"To avoid the condemnation of history, the home minister and this government must heed public concerns and withdraw these pernicious proposed amendments which punish children, orphans, foundlings and stateless Malaysians who were born here and only know this country as their home."

Yesterday, Home Minister Saifuddin Nasution Ismail said he wanted a "win-win solution", in response to growing opposition to the the proposed amendments.

"My approach in resolving the issue of stateless children is to facilitate the applicants, not to punish them.

"I am all for engaging with NGOs to seek a win-win solution to the issue of stateless children and foundlings," he reportedly said, a day after coming under fire from activists who previously fought for the equal right of automatic citizenship for babies born to Malaysian mothers overseas.

Zaid questioned Saifuddin's reaction to the backlash over the proposed amendments that critics said would create a new class of stateless people who are born and bred in Malaysia, despite fulfilling the current constitutional provisions for being recognised as Malaysians. 

"These are horrendous amendments that go against the spirit of the constitution that has always ensured that no one would be left stateless in our country. Is it a wonder that the minister is facing a backlash from the public?

"Saifuddin’s now notorious amendments punish children for circumstances out of their control, depriving them of their rights to education, healthcare, and future employment, dooming them to a life without any legal protection or hope for a future. It is unprecedented and destroys lives and futures," said the vocal rights lawyer.

Zaid said the law in its current form would allow those entitled to citizenship to become Malaysians on condition that the minister ensured it was implemented by the National Registration Department (JPN).

But Zaid said Saifuddin had failed to address JPN’s role in worsening the problem of statelessness. 

"JPN has largely contributed to the growing number of stateless persons; they have given the wrong advice, directing the stateless to the wrong type of application, unilaterally adding unnecessary stipulations to applications contrary to the law," he said.

Zaid added that JPN had gone against the Federal Court's decision declaring the right of foundlings to citizenship under Section 19B of Part III of the Second Schedule of the constitution. 
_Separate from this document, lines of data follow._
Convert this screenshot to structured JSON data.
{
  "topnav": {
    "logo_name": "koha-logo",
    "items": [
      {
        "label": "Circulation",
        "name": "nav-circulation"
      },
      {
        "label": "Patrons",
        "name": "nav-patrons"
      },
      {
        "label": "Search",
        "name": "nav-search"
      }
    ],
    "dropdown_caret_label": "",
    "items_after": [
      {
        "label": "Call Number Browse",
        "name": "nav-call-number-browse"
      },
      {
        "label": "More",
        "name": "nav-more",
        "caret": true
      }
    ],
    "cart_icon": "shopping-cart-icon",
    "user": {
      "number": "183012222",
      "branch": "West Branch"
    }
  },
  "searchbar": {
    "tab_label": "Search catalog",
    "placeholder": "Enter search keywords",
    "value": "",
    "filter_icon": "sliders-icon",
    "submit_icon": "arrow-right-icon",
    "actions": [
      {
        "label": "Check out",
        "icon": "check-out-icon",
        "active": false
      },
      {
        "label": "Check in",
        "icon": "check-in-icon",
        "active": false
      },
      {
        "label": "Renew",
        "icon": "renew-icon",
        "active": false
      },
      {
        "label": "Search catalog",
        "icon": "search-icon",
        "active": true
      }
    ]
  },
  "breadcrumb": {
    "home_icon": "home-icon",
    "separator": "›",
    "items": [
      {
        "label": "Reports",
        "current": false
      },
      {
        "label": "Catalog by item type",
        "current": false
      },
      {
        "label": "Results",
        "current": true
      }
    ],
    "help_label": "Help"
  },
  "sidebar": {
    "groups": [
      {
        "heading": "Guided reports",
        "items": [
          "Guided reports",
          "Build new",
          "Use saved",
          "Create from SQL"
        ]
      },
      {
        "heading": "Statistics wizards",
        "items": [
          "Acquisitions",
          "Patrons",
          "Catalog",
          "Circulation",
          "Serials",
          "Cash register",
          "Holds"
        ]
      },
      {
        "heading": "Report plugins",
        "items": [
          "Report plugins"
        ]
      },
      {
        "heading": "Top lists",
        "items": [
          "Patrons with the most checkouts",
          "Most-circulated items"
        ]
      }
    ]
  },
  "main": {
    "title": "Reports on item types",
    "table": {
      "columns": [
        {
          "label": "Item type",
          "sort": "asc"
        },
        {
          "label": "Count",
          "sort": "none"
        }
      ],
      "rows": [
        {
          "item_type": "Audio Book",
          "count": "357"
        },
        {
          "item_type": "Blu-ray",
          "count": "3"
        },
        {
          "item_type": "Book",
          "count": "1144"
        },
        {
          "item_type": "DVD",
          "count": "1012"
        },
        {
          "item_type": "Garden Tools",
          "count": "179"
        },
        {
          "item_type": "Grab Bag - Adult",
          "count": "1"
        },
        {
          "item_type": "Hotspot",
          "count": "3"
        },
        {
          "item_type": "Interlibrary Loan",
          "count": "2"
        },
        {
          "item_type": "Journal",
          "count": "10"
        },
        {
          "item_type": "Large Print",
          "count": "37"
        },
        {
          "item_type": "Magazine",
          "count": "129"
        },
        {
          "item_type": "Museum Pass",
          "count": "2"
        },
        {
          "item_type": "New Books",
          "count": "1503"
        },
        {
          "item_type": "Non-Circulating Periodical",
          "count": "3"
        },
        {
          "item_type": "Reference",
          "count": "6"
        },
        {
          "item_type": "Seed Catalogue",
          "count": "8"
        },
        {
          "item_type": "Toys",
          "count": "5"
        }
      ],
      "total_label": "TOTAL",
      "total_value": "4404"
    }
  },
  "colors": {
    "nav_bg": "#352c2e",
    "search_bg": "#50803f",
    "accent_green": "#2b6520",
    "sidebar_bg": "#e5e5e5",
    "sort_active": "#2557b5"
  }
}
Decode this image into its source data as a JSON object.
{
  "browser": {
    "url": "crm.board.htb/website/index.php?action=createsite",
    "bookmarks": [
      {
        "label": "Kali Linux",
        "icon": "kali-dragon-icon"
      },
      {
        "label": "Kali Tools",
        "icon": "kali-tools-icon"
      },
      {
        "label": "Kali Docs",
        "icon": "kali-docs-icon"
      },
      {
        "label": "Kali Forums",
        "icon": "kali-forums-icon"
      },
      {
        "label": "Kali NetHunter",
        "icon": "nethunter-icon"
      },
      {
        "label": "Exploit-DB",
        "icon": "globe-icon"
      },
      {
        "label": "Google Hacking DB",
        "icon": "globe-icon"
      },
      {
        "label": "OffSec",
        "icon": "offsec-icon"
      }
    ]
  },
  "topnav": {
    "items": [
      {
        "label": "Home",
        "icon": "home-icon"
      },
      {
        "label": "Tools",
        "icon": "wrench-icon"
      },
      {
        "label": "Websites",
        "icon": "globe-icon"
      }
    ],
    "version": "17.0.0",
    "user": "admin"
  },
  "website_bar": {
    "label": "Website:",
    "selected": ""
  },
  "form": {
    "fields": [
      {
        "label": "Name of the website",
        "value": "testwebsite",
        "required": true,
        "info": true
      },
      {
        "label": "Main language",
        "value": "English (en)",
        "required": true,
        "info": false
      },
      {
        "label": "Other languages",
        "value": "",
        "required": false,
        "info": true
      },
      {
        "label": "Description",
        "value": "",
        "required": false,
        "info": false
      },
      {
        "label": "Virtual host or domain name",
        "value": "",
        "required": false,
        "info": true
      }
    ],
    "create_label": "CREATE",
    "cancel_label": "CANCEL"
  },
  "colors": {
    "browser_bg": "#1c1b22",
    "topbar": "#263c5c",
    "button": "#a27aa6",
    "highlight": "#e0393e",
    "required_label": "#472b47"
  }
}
"How then can Saifuddin assert that his officers are 'guided by the Federal Constitution on the provisions for citizenships'?"